Work request
What lines below hold the string "name"? Copy them all.

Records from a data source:
——
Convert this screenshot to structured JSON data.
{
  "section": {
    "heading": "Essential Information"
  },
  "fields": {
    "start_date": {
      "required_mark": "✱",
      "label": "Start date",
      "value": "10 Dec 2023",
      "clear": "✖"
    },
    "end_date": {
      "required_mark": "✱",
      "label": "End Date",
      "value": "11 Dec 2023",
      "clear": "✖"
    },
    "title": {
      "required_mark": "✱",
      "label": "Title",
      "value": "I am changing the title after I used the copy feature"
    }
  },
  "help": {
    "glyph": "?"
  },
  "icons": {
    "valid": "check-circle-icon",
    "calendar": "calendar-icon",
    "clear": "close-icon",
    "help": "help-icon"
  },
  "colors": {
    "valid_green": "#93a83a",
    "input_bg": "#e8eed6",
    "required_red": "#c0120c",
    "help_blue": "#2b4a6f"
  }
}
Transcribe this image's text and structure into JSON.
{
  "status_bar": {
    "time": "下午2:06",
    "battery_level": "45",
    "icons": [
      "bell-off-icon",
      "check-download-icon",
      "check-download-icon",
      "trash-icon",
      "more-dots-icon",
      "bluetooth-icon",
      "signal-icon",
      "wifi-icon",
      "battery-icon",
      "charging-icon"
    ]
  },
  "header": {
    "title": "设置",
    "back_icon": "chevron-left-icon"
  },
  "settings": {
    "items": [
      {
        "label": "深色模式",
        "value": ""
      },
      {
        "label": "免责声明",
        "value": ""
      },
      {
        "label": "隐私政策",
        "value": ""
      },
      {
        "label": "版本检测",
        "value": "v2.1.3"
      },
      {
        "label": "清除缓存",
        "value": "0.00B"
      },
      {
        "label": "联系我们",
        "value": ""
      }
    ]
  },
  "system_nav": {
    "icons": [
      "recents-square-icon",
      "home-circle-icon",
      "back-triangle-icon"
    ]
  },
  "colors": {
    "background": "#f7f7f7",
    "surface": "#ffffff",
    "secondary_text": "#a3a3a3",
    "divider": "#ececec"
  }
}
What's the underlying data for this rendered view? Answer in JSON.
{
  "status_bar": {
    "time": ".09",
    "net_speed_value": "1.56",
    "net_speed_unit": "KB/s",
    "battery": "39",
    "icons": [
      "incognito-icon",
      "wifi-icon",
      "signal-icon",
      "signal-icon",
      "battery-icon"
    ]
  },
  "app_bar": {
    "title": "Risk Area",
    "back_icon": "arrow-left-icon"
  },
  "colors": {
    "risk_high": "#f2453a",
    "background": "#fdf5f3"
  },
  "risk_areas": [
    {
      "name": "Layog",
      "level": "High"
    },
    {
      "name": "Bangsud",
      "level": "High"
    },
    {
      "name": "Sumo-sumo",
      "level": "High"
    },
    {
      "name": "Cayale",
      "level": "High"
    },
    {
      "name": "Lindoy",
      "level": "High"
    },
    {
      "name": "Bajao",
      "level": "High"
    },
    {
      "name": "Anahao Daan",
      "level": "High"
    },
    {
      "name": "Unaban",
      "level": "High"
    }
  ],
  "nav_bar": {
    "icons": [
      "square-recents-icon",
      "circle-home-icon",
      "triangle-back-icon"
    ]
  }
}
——
Task result
      "name": "Layog",
      "name": "Bangsud",
      "name": "Sumo-sumo",
      "name": "Cayale",
      "name": "Lindoy",
      "name": "Bajao",
      "name": "Anahao Daan",
      "name": "Unaban",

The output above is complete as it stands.